=== Data extracts ===
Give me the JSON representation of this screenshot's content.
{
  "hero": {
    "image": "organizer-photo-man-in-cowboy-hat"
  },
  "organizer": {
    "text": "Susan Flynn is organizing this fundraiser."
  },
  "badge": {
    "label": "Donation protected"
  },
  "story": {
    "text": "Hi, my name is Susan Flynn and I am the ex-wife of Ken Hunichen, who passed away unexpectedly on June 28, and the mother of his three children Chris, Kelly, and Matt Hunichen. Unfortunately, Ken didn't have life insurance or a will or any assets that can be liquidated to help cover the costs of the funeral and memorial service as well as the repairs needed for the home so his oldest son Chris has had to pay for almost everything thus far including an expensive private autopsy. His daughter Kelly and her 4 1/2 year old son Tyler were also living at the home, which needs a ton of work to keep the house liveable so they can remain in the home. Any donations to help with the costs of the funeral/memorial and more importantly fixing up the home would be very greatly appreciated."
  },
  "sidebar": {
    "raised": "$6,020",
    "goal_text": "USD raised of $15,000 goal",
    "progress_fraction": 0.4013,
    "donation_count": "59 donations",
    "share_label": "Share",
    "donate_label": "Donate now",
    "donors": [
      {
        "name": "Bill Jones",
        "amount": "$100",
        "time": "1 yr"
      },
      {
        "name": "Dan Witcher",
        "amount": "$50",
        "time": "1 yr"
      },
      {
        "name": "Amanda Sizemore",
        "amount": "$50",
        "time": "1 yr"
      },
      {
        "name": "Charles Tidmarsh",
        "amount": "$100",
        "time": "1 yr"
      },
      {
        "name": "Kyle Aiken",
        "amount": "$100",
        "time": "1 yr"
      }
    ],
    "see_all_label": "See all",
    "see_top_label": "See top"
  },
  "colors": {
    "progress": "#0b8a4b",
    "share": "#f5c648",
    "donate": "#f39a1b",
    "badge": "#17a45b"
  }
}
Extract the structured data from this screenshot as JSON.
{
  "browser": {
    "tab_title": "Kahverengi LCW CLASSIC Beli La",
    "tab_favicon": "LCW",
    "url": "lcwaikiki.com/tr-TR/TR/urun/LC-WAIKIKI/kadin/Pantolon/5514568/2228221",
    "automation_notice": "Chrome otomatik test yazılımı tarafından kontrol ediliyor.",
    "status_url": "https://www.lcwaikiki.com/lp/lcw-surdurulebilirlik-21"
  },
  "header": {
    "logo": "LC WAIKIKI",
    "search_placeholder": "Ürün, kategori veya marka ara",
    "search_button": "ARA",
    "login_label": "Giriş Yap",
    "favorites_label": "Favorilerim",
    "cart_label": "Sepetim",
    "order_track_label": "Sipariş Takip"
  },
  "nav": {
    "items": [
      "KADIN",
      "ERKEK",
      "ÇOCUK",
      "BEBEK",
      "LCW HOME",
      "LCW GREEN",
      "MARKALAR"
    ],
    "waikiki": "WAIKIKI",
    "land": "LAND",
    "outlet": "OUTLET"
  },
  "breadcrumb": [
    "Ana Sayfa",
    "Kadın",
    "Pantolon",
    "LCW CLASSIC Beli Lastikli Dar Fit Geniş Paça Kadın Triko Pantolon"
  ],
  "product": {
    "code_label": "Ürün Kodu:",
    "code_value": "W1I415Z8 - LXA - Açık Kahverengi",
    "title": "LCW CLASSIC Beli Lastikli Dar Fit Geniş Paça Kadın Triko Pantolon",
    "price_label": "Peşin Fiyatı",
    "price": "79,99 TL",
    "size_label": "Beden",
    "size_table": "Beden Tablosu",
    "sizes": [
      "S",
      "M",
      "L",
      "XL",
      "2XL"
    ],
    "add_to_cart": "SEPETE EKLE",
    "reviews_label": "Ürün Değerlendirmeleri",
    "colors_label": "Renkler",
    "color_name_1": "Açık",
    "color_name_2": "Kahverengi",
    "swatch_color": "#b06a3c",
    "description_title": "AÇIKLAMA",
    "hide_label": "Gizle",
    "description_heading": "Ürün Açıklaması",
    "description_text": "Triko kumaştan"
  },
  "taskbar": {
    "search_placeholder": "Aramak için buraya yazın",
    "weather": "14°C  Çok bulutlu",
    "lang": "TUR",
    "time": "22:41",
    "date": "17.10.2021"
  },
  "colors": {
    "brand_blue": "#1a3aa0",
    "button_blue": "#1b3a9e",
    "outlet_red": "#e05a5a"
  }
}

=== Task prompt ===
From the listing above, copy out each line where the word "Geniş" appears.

=== Exercise answer ===
    "LCW CLASSIC Beli Lastikli Dar Fit Geniş Paça Kadın Triko Pantolon"
    "title": "LCW CLASSIC Beli Lastikli Dar Fit Geniş Paça Kadın Triko Pantolon",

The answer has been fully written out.